Records drawn from a dataset:
# # #

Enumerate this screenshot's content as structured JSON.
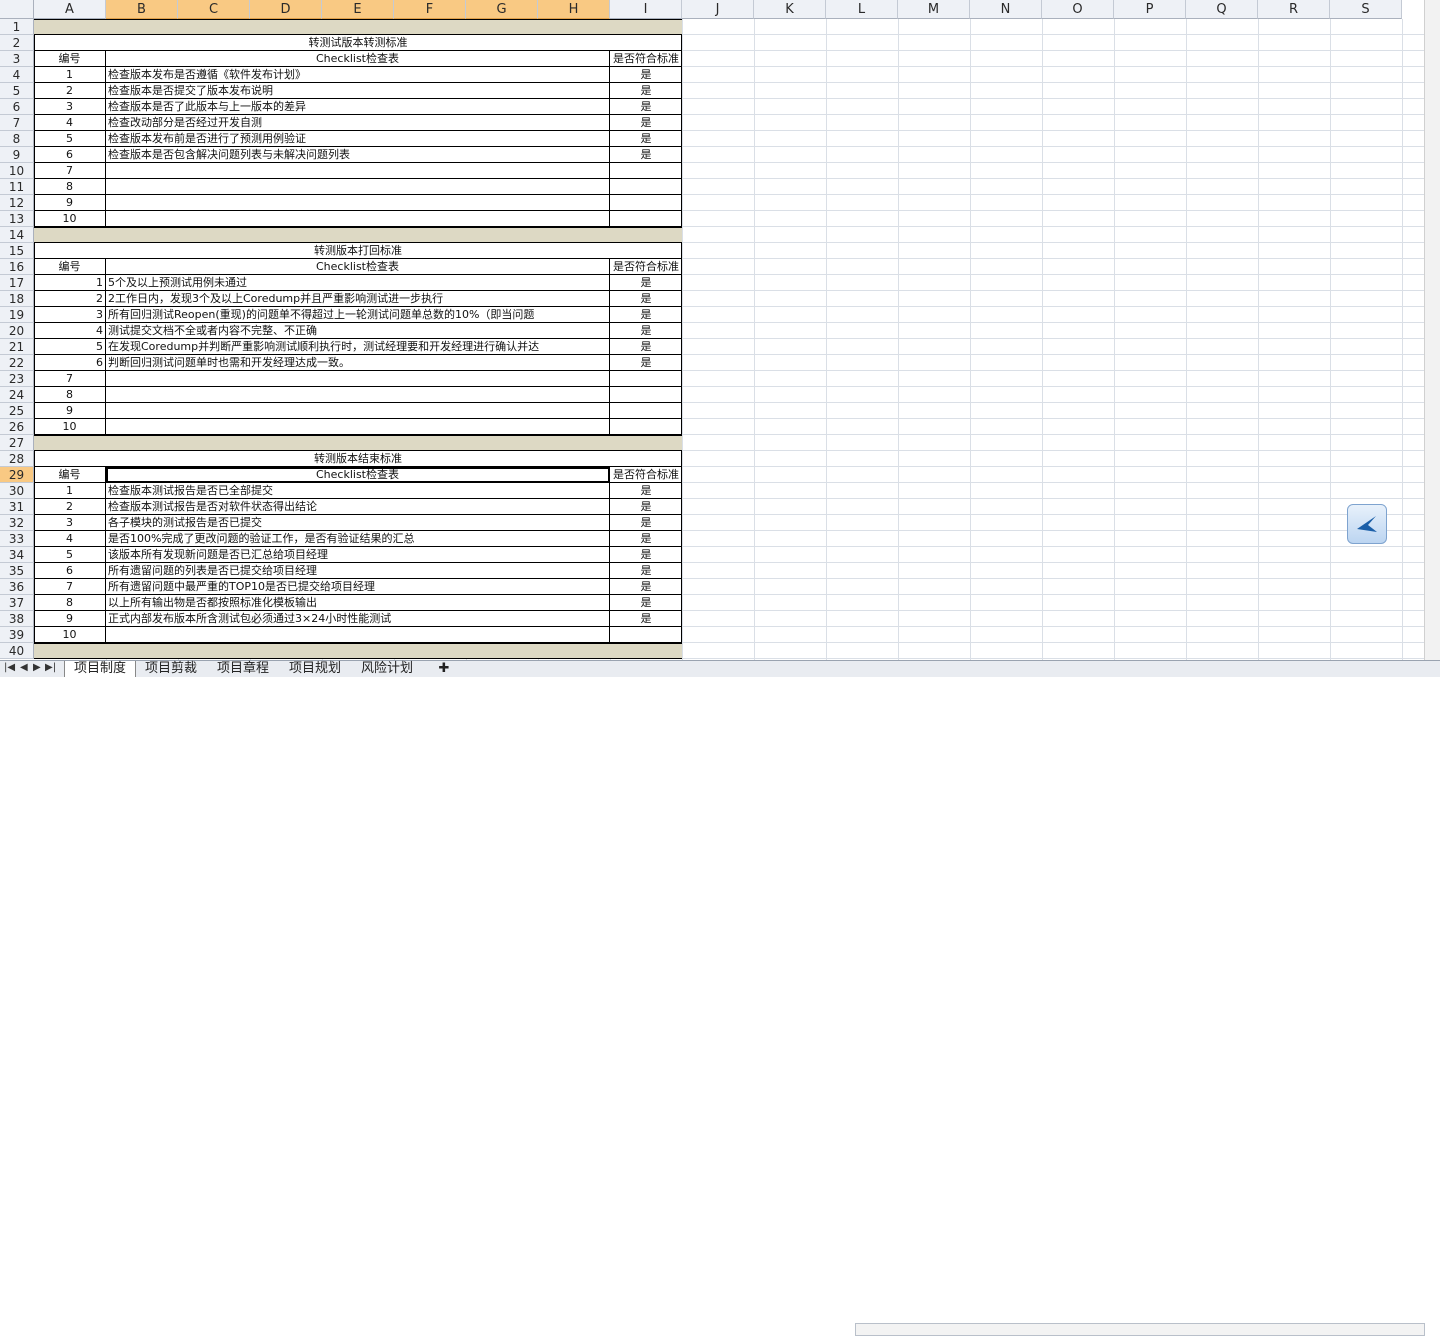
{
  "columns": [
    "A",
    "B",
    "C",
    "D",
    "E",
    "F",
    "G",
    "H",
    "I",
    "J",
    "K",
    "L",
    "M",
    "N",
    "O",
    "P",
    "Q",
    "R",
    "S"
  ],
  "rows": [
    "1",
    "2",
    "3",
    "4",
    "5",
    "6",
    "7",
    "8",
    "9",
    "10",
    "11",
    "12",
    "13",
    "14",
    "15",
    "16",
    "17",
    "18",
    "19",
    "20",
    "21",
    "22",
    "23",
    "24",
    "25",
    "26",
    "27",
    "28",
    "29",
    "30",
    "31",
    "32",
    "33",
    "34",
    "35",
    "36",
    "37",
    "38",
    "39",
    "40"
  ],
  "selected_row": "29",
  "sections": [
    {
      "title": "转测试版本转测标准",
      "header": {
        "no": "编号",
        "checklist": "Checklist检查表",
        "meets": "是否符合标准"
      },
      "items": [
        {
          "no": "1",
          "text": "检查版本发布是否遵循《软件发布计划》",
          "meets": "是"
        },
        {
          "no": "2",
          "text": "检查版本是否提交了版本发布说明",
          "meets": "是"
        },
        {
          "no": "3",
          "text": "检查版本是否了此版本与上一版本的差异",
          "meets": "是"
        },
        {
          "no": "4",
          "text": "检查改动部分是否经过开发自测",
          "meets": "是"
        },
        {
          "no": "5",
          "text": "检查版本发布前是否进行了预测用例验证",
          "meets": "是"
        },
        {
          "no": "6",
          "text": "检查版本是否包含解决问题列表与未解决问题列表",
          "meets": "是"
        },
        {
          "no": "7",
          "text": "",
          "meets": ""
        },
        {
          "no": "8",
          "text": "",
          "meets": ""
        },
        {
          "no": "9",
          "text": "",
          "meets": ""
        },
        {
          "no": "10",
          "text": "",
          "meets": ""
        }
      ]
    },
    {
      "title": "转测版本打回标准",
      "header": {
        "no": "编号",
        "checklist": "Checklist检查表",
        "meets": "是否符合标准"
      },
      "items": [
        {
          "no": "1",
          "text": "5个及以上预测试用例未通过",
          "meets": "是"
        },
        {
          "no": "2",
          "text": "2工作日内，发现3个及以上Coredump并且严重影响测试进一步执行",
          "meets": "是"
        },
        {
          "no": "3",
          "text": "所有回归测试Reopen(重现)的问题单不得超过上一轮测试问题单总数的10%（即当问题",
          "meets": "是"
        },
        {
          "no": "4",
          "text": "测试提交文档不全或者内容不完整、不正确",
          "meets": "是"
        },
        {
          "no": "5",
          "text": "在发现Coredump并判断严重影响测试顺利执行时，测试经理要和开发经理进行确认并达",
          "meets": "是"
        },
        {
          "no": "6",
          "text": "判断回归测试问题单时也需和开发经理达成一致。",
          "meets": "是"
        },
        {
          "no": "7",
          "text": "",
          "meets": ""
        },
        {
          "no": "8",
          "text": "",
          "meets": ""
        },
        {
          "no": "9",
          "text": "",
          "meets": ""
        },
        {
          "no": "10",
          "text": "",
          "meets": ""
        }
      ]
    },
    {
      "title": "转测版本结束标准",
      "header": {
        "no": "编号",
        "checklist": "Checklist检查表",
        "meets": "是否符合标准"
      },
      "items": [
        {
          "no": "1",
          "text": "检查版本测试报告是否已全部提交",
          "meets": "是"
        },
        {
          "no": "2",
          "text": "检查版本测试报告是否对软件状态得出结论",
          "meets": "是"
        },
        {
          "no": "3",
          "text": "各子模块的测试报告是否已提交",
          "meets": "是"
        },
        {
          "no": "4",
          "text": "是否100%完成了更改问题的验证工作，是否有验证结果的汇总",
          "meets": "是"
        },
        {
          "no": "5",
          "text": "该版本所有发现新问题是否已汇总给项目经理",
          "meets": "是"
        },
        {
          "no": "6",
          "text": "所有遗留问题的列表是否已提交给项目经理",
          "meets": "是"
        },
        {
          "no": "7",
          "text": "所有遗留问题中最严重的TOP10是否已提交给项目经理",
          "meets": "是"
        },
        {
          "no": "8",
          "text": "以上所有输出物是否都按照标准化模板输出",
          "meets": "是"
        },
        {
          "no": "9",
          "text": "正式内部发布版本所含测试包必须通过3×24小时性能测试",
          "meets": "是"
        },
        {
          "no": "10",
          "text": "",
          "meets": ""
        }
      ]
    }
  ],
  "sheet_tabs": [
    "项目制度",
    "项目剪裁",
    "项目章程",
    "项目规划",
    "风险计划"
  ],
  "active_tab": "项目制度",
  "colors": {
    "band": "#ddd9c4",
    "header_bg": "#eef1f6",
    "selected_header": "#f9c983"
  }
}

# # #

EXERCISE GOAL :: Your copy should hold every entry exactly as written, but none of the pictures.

SOLUTION ::
Enumerate this screenshot's content as structured JSON.
{
  "columns": [
    "A",
    "B",
    "C",
    "D",
    "E",
    "F",
    "G",
    "H",
    "I",
    "J",
    "K",
    "L",
    "M",
    "N",
    "O",
    "P",
    "Q",
    "R",
    "S"
  ],
  "rows": [
    "1",
    "2",
    "3",
    "4",
    "5",
    "6",
    "7",
    "8",
    "9",
    "10",
    "11",
    "12",
    "13",
    "14",
    "15",
    "16",
    "17",
    "18",
    "19",
    "20",
    "21",
    "22",
    "23",
    "24",
    "25",
    "26",
    "27",
    "28",
    "29",
    "30",
    "31",
    "32",
    "33",
    "34",
    "35",
    "36",
    "37",
    "38",
    "39",
    "40"
  ],
  "selected_row": "29",
  "sections": [
    {
      "title": "转测试版本转测标准",
      "header": {
        "no": "编号",
        "checklist": "Checklist检查表",
        "meets": "是否符合标准"
      },
      "items": [
        {
          "no": "1",
          "text": "检查版本发布是否遵循《软件发布计划》",
          "meets": "是"
        },
        {
          "no": "2",
          "text": "检查版本是否提交了版本发布说明",
          "meets": "是"
        },
        {
          "no": "3",
          "text": "检查版本是否了此版本与上一版本的差异",
          "meets": "是"
        },
        {
          "no": "4",
          "text": "检查改动部分是否经过开发自测",
          "meets": "是"
        },
        {
          "no": "5",
          "text": "检查版本发布前是否进行了预测用例验证",
          "meets": "是"
        },
        {
          "no": "6",
          "text": "检查版本是否包含解决问题列表与未解决问题列表",
          "meets": "是"
        },
        {
          "no": "7",
          "text": "",
          "meets": ""
        },
        {
          "no": "8",
          "text": "",
          "meets": ""
        },
        {
          "no": "9",
          "text": "",
          "meets": ""
        },
        {
          "no": "10",
          "text": "",
          "meets": ""
        }
      ]
    },
    {
      "title": "转测版本打回标准",
      "header": {
        "no": "编号",
        "checklist": "Checklist检查表",
        "meets": "是否符合标准"
      },
      "items": [
        {
          "no": "1",
          "text": "5个及以上预测试用例未通过",
          "meets": "是"
        },
        {
          "no": "2",
          "text": "2工作日内，发现3个及以上Coredump并且严重影响测试进一步执行",
          "meets": "是"
        },
        {
          "no": "3",
          "text": "所有回归测试Reopen(重现)的问题单不得超过上一轮测试问题单总数的10%（即当问题",
          "meets": "是"
        },
        {
          "no": "4",
          "text": "测试提交文档不全或者内容不完整、不正确",
          "meets": "是"
        },
        {
          "no": "5",
          "text": "在发现Coredump并判断严重影响测试顺利执行时，测试经理要和开发经理进行确认并达",
          "meets": "是"
        },
        {
          "no": "6",
          "text": "判断回归测试问题单时也需和开发经理达成一致。",
          "meets": "是"
        },
        {
          "no": "7",
          "text": "",
          "meets": ""
        },
        {
          "no": "8",
          "text": "",
          "meets": ""
        },
        {
          "no": "9",
          "text": "",
          "meets": ""
        },
        {
          "no": "10",
          "text": "",
          "meets": ""
        }
      ]
    },
    {
      "title": "转测版本结束标准",
      "header": {
        "no": "编号",
        "checklist": "Checklist检查表",
        "meets": "是否符合标准"
      },
      "items": [
        {
          "no": "1",
          "text": "检查版本测试报告是否已全部提交",
          "meets": "是"
        },
        {
          "no": "2",
          "text": "检查版本测试报告是否对软件状态得出结论",
          "meets": "是"
        },
        {
          "no": "3",
          "text": "各子模块的测试报告是否已提交",
          "meets": "是"
        },
        {
          "no": "4",
          "text": "是否100%完成了更改问题的验证工作，是否有验证结果的汇总",
          "meets": "是"
        },
        {
          "no": "5",
          "text": "该版本所有发现新问题是否已汇总给项目经理",
          "meets": "是"
        },
        {
          "no": "6",
          "text": "所有遗留问题的列表是否已提交给项目经理",
          "meets": "是"
        },
        {
          "no": "7",
          "text": "所有遗留问题中最严重的TOP10是否已提交给项目经理",
          "meets": "是"
        },
        {
          "no": "8",
          "text": "以上所有输出物是否都按照标准化模板输出",
          "meets": "是"
        },
        {
          "no": "9",
          "text": "正式内部发布版本所含测试包必须通过3×24小时性能测试",
          "meets": "是"
        },
        {
          "no": "10",
          "text": "",
          "meets": ""
        }
      ]
    }
  ],
  "sheet_tabs": [
    "项目制度",
    "项目剪裁",
    "项目章程",
    "项目规划",
    "风险计划"
  ],
  "active_tab": "项目制度",
  "colors": {
    "band": "#ddd9c4",
    "header_bg": "#eef1f6",
    "selected_header": "#f9c983"
  }
}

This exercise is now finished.